Transdermal cetacean tags are deployed either using a pneumatic air gun or a long fiberglass pole. The tag electronics are cast in epoxy then encased in a stainless steel housing for robustness. Etched rings on the housings provide a visual means to measure the amount of tag migration out of the whale. A “stop plate” at the distal end of the tag limits the depth of the implant. A variety of different stop plate styles are available.
|Model||Tracking||Sensors||Sensor Data Archive||Transmitted Data Products||Life (days)||L x W x H (mm)||Weight (g)|
|Time Series||Dive Behavior||Haulout Behavior||Temperature||Mortality|
|SPOT-177||Argos||Temp||✓||300||114 x 20||185|
|SPOT-193||Argos||Temp||✓||550||172 x 22||200|
|SPOT-303||Argos||Temp, Light||✓||550||300 x 24||390|
|SPLASH10-302||Argos||Depth, Temp, Light||✓||✓||✓||✓||✓||190||300 x 24||390|
Life calculations assume a nominal 250 Argos transmissions per day.
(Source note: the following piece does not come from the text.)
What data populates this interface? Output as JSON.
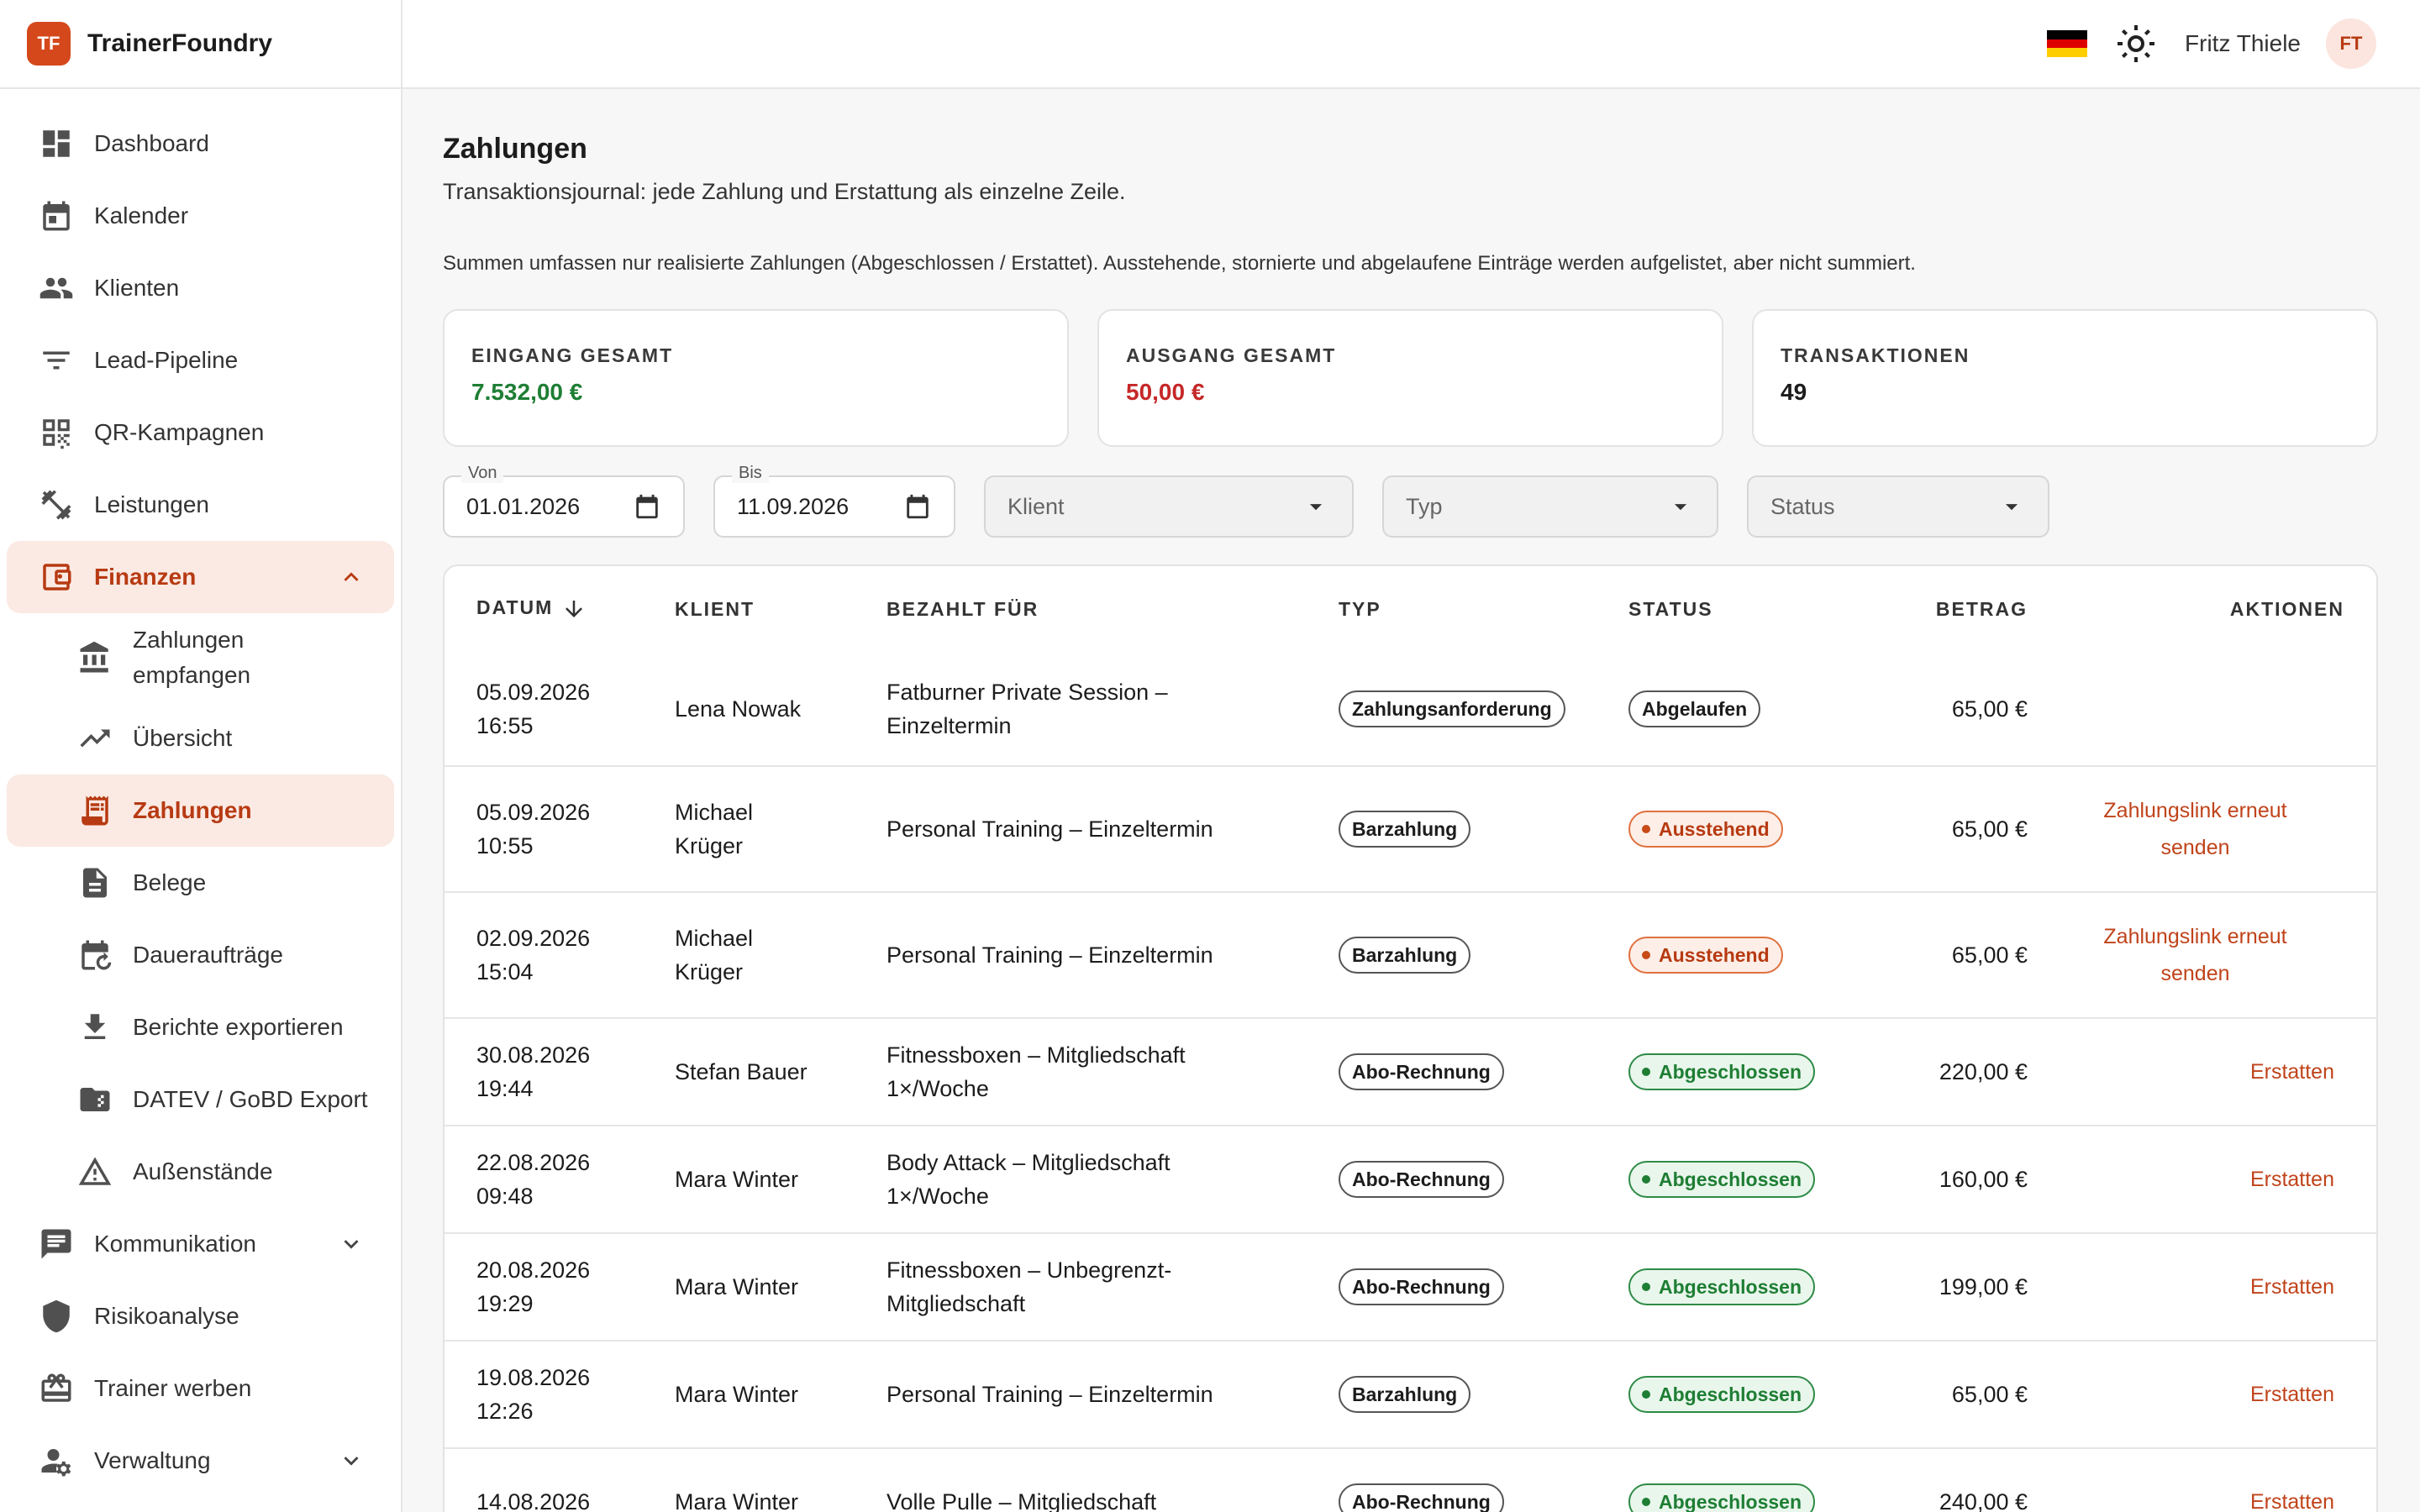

It is important to note that when tagging cetaceans, deployment length is typically limited by tag retention rather than battery capacity.